affirmative action, Albert Einstein, anti-communist, Asilomar, collective bargaining, creative destruction, cuban missile crisis, desegregation, full employment, Joseph Schumpeter, long peace, means of production, Monroe Doctrine, one-China policy, Plutocrats, plutocrats, profit motive, Ralph Waldo Emerson, Ronald Reagan, Simon Kuznets, Thorstein Veblen, Vilfredo Pareto
See Walter Lippmann, Public Opinion (New York: Macmillan, 1922), which is still the best account of this aspect of the media. Cf. especially pp. 1–25 and 59–121. 8. Cf. Gerth and Mills, Character and Social Structure (New York: Harcourt, Brace, 1953), pp. 84 ff. 9. J. Truslow Adams, The Epic of America (Boston: Little, Brown, 1931) p. 360. 10. Cf. Mills, ‘Work Milieu and Social Structure,’ a speech to ‘The Asilomar Conference’ of the Mental Health Society of Northern California, March 1954, reprinted in their bulletin, People At Work: A Symposium, pp. 20 ff. 11. A. E. Bestor, Educational Wastelands (Urbana, Ill.: University of Illinois, 1953), p. 7. Cf. also p. 80. 14. The Conservative Mood 1. Cf. Karl Mannheim, Essays on Sociology and Social Psychology (Edited and translated by Paul Kecskemeti) (New York: Oxford University Press, 1953), Chapter II: ‘Conservative Thought,’ pp. 74 ff. 2.
USA Travel Guide by Lonely, Planet

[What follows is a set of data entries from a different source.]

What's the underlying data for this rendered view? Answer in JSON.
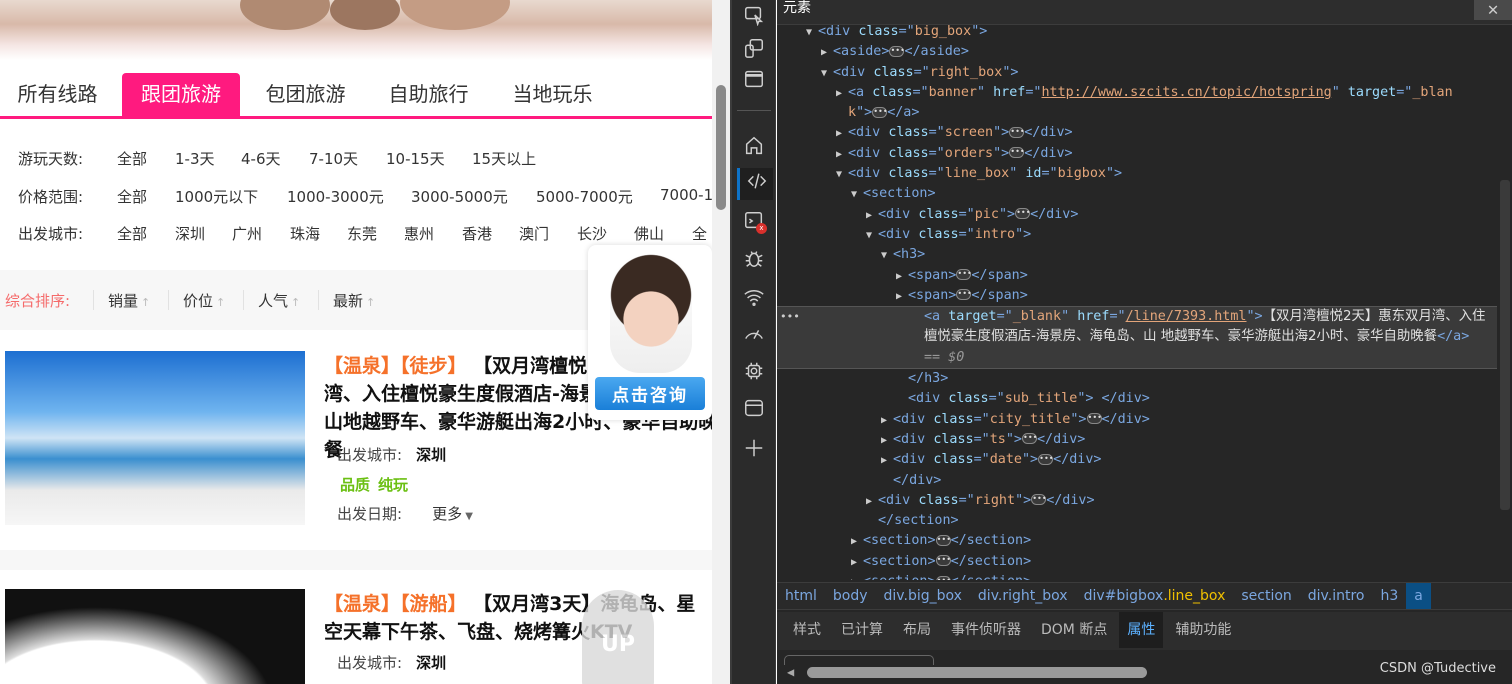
{
  "page": {
    "tabs": [
      "所有线路",
      "跟团旅游",
      "包团旅游",
      "自助旅行",
      "当地玩乐"
    ],
    "active_tab": 1,
    "filters": [
      {
        "label": "游玩天数:",
        "options": [
          "全部",
          "1-3天",
          "4-6天",
          "7-10天",
          "10-15天",
          "15天以上"
        ]
      },
      {
        "label": "价格范围:",
        "options": [
          "全部",
          "1000元以下",
          "1000-3000元",
          "3000-5000元",
          "5000-7000元",
          "7000-1"
        ]
      },
      {
        "label": "出发城市:",
        "options": [
          "全部",
          "深圳",
          "广州",
          "珠海",
          "东莞",
          "惠州",
          "香港",
          "澳门",
          "长沙",
          "佛山",
          "全"
        ]
      }
    ],
    "sort": {
      "label": "综合排序:",
      "items": [
        "销量",
        "价位",
        "人气",
        "最新"
      ],
      "arrow": "↑"
    },
    "cards": [
      {
        "tags": [
          "【温泉】",
          "【徒步】"
        ],
        "title": "【双月湾檀悦2天】惠东双月湾、入住檀悦豪生度假酒店-海景房、海龟岛、山地越野车、豪华游艇出海2小时、豪华自助晚餐",
        "city_label": "出发城市:",
        "city": "深圳",
        "features": [
          "品质",
          "纯玩"
        ],
        "date_label": "出发日期:",
        "more": "更多"
      },
      {
        "tags": [
          "【温泉】",
          "【游船】"
        ],
        "title": "【双月湾3天】海龟岛、星空天幕下午茶、飞盘、烧烤篝火KTV",
        "city_label": "出发城市:",
        "city": "深圳"
      }
    ],
    "consult_button": "点击咨询",
    "up_label": "UP"
  },
  "devtools": {
    "title": "元素",
    "lines": [
      {
        "i": 0,
        "a": "open",
        "tok": [
          [
            "t",
            "<div "
          ],
          [
            "an",
            "class"
          ],
          [
            "t",
            "=\""
          ],
          [
            "av",
            "big_box"
          ],
          [
            "t",
            "\">"
          ]
        ]
      },
      {
        "i": 1,
        "a": "closed",
        "tok": [
          [
            "t",
            "<aside>"
          ],
          [
            "d",
            ""
          ],
          [
            "t",
            "</aside>"
          ]
        ]
      },
      {
        "i": 1,
        "a": "open",
        "tok": [
          [
            "t",
            "<div "
          ],
          [
            "an",
            "class"
          ],
          [
            "t",
            "=\""
          ],
          [
            "av",
            "right_box"
          ],
          [
            "t",
            "\">"
          ]
        ]
      },
      {
        "i": 2,
        "a": "closed",
        "tok": [
          [
            "t",
            "<a "
          ],
          [
            "an",
            "class"
          ],
          [
            "t",
            "=\""
          ],
          [
            "av",
            "banner"
          ],
          [
            "t",
            "\" "
          ],
          [
            "an",
            "href"
          ],
          [
            "t",
            "=\""
          ],
          [
            "url",
            "http://www.szcits.cn/topic/hotspring"
          ],
          [
            "t",
            "\" "
          ],
          [
            "an",
            "target"
          ],
          [
            "t",
            "=\""
          ],
          [
            "av",
            "_blan"
          ]
        ]
      },
      {
        "i": 2,
        "a": "none",
        "tok": [
          [
            "av",
            "k"
          ],
          [
            "t",
            "\">"
          ],
          [
            "d",
            ""
          ],
          [
            "t",
            "</a>"
          ]
        ]
      },
      {
        "i": 2,
        "a": "closed",
        "tok": [
          [
            "t",
            "<div "
          ],
          [
            "an",
            "class"
          ],
          [
            "t",
            "=\""
          ],
          [
            "av",
            "screen"
          ],
          [
            "t",
            "\">"
          ],
          [
            "d",
            ""
          ],
          [
            "t",
            "</div>"
          ]
        ]
      },
      {
        "i": 2,
        "a": "closed",
        "tok": [
          [
            "t",
            "<div "
          ],
          [
            "an",
            "class"
          ],
          [
            "t",
            "=\""
          ],
          [
            "av",
            "orders"
          ],
          [
            "t",
            "\">"
          ],
          [
            "d",
            ""
          ],
          [
            "t",
            "</div>"
          ]
        ]
      },
      {
        "i": 2,
        "a": "open",
        "tok": [
          [
            "t",
            "<div "
          ],
          [
            "an",
            "class"
          ],
          [
            "t",
            "=\""
          ],
          [
            "av",
            "line_box"
          ],
          [
            "t",
            "\" "
          ],
          [
            "an",
            "id"
          ],
          [
            "t",
            "=\""
          ],
          [
            "av",
            "bigbox"
          ],
          [
            "t",
            "\">"
          ]
        ]
      },
      {
        "i": 3,
        "a": "open",
        "tok": [
          [
            "t",
            "<section>"
          ]
        ]
      },
      {
        "i": 4,
        "a": "closed",
        "tok": [
          [
            "t",
            "<div "
          ],
          [
            "an",
            "class"
          ],
          [
            "t",
            "=\""
          ],
          [
            "av",
            "pic"
          ],
          [
            "t",
            "\">"
          ],
          [
            "d",
            ""
          ],
          [
            "t",
            "</div>"
          ]
        ]
      },
      {
        "i": 4,
        "a": "open",
        "tok": [
          [
            "t",
            "<div "
          ],
          [
            "an",
            "class"
          ],
          [
            "t",
            "=\""
          ],
          [
            "av",
            "intro"
          ],
          [
            "t",
            "\">"
          ]
        ]
      },
      {
        "i": 5,
        "a": "open",
        "tok": [
          [
            "t",
            "<h3>"
          ]
        ]
      },
      {
        "i": 6,
        "a": "closed",
        "tok": [
          [
            "t",
            "<span>"
          ],
          [
            "d",
            ""
          ],
          [
            "t",
            "</span>"
          ]
        ]
      },
      {
        "i": 6,
        "a": "closed",
        "tok": [
          [
            "t",
            "<span>"
          ],
          [
            "d",
            ""
          ],
          [
            "t",
            "</span>"
          ]
        ]
      },
      {
        "i": 7,
        "a": "sel",
        "tok": [
          [
            "t",
            "<a "
          ],
          [
            "an",
            "target"
          ],
          [
            "t",
            "=\""
          ],
          [
            "av",
            "_blank"
          ],
          [
            "t",
            "\" "
          ],
          [
            "an",
            "href"
          ],
          [
            "t",
            "=\""
          ],
          [
            "url",
            "/line/7393.html"
          ],
          [
            "t",
            "\">"
          ],
          [
            "tx",
            "【双月湾檀悦2天】惠东双月湾、入住檀悦豪生度假酒店-海景房、海龟岛、山 地越野车、豪华游艇出海2小时、豪华自助晚餐"
          ],
          [
            "t",
            "</a>"
          ],
          [
            "eq",
            " == $0"
          ]
        ]
      },
      {
        "i": 6,
        "a": "none",
        "tok": [
          [
            "t",
            "</h3>"
          ]
        ]
      },
      {
        "i": 6,
        "a": "none",
        "tok": [
          [
            "t",
            "<div "
          ],
          [
            "an",
            "class"
          ],
          [
            "t",
            "=\""
          ],
          [
            "av",
            "sub_title"
          ],
          [
            "t",
            "\"> </div>"
          ]
        ]
      },
      {
        "i": 5,
        "a": "closed",
        "tok": [
          [
            "t",
            "<div "
          ],
          [
            "an",
            "class"
          ],
          [
            "t",
            "=\""
          ],
          [
            "av",
            "city_title"
          ],
          [
            "t",
            "\">"
          ],
          [
            "d",
            ""
          ],
          [
            "t",
            "</div>"
          ]
        ]
      },
      {
        "i": 5,
        "a": "closed",
        "tok": [
          [
            "t",
            "<div "
          ],
          [
            "an",
            "class"
          ],
          [
            "t",
            "=\""
          ],
          [
            "av",
            "ts"
          ],
          [
            "t",
            "\">"
          ],
          [
            "d",
            ""
          ],
          [
            "t",
            "</div>"
          ]
        ]
      },
      {
        "i": 5,
        "a": "closed",
        "tok": [
          [
            "t",
            "<div "
          ],
          [
            "an",
            "class"
          ],
          [
            "t",
            "=\""
          ],
          [
            "av",
            "date"
          ],
          [
            "t",
            "\">"
          ],
          [
            "d",
            ""
          ],
          [
            "t",
            "</div>"
          ]
        ]
      },
      {
        "i": 5,
        "a": "none",
        "tok": [
          [
            "t",
            "</div>"
          ]
        ]
      },
      {
        "i": 4,
        "a": "closed",
        "tok": [
          [
            "t",
            "<div "
          ],
          [
            "an",
            "class"
          ],
          [
            "t",
            "=\""
          ],
          [
            "av",
            "right"
          ],
          [
            "t",
            "\">"
          ],
          [
            "d",
            ""
          ],
          [
            "t",
            "</div>"
          ]
        ]
      },
      {
        "i": 4,
        "a": "none",
        "tok": [
          [
            "t",
            "</section>"
          ]
        ]
      },
      {
        "i": 3,
        "a": "closed",
        "tok": [
          [
            "t",
            "<section>"
          ],
          [
            "d",
            ""
          ],
          [
            "t",
            "</section>"
          ]
        ]
      },
      {
        "i": 3,
        "a": "closed",
        "tok": [
          [
            "t",
            "<section>"
          ],
          [
            "d",
            ""
          ],
          [
            "t",
            "</section>"
          ]
        ]
      },
      {
        "i": 3,
        "a": "closed",
        "tok": [
          [
            "t",
            "<section>"
          ],
          [
            "d",
            ""
          ],
          [
            "t",
            "</section>"
          ]
        ]
      }
    ],
    "breadcrumbs": [
      [
        "html"
      ],
      [
        "body"
      ],
      [
        "div.big_box"
      ],
      [
        "div.right_box"
      ],
      [
        "div#bigbox",
        ".line_box"
      ],
      [
        "section"
      ],
      [
        "div.intro"
      ],
      [
        "h3"
      ],
      [
        "a"
      ]
    ],
    "bottom_tabs": [
      "样式",
      "已计算",
      "布局",
      "事件侦听器",
      "DOM 断点",
      "属性",
      "辅助功能"
    ],
    "active_bottom_tab": 5,
    "watermark": "CSDN @Tudective"
  },
  "colors": {
    "accent": "#ff1a7f",
    "tag": "#f5712a",
    "feature": "#6bc013",
    "consult": "#1a7fd8"
  }
}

1960s counterculture, active transport: walking or cycling, Affordable Care Act / Obamacare, Albert Einstein, Asilomar, Bay Area Rapid Transit, Berlin Wall, Big bang: deregulation of the City of London, big-box store, bike sharing scheme, Bretton Woods, British Empire, Burning Man, California gold rush, call centre, car-free, carbon footprint, centre right, Chuck Templeton: OpenTable, cuban missile crisis, desegregation, Donald Trump, Donner party, East Village, edge city, El Camino Real, Fall of the Berlin Wall, feminist movement, Frank Gehry, glass ceiling, global village, Golden Gate Park, Guggenheim Bilbao, Haight Ashbury, haute couture, haute cuisine, Hernando de Soto, Howard Zinn, illegal immigration, immigration reform, information trail, interchangeable parts, intermodal, jitney, license plate recognition, Mars Rover, Mason jar, mass immigration, Maui Hawaii, McMansion, Menlo Park, Monroe Doctrine, new economy, New Urbanism, obamacare, off grid, Ralph Nader, Ralph Waldo Emerson, RFID, ride hailing / ride sharing, Ronald Reagan, Rosa Parks, Saturday Night Live, Silicon Valley, South of Market, San Francisco, stealth mode startup, stem cell, supervolcano, the built environment, The Chicago School, the High Line, the payments system, trade route, transcontinental railway, union organizing, Upton Sinclair, upwardly mobile, urban decay, urban planning, urban renewal, urban sprawl, walkable city, white flight, working poor, Works Progress Administration, young professional, Zipcar
InterContinental–Clement HOTEL $$$ ( 831-375-4500; www.intercontinental.com; 750 Cannery Row; r $200-455; ) Like an upscale version of a millionaire’s seaside clapboard house, this sparkling resort presides over Cannery Row. For utmost luxury, book an ocean-view suite with a balcony and private fireplace, then breakfast in bayfront C Restaurant. Parking $18. Asilomar Conference Grounds LODGE $$ ( 831-372-8016; www.visitasilomar.com; 800 Asilomar Ave, Pacific Grove; r incl breakfast $115-175; ) Coastal state-park lodge has buildings designed by architect Julia Morgan, of Hearst Castle fame. Historic rooms are small and thin-walled, but charming nonetheless. The lodge’s fireside rec room has ping-pong and pool tables. Bicycle rentals available. Monterey Hotel HOTEL $$$ ( 831-375-3184; www.montereyhotel.com; 406 Alvarado St; r $70-310; ) Right downtown, this quaint 1904 edifice harbors small, somewhat noisy but freshly renovated rooms sporting reproduction Victorian furniture.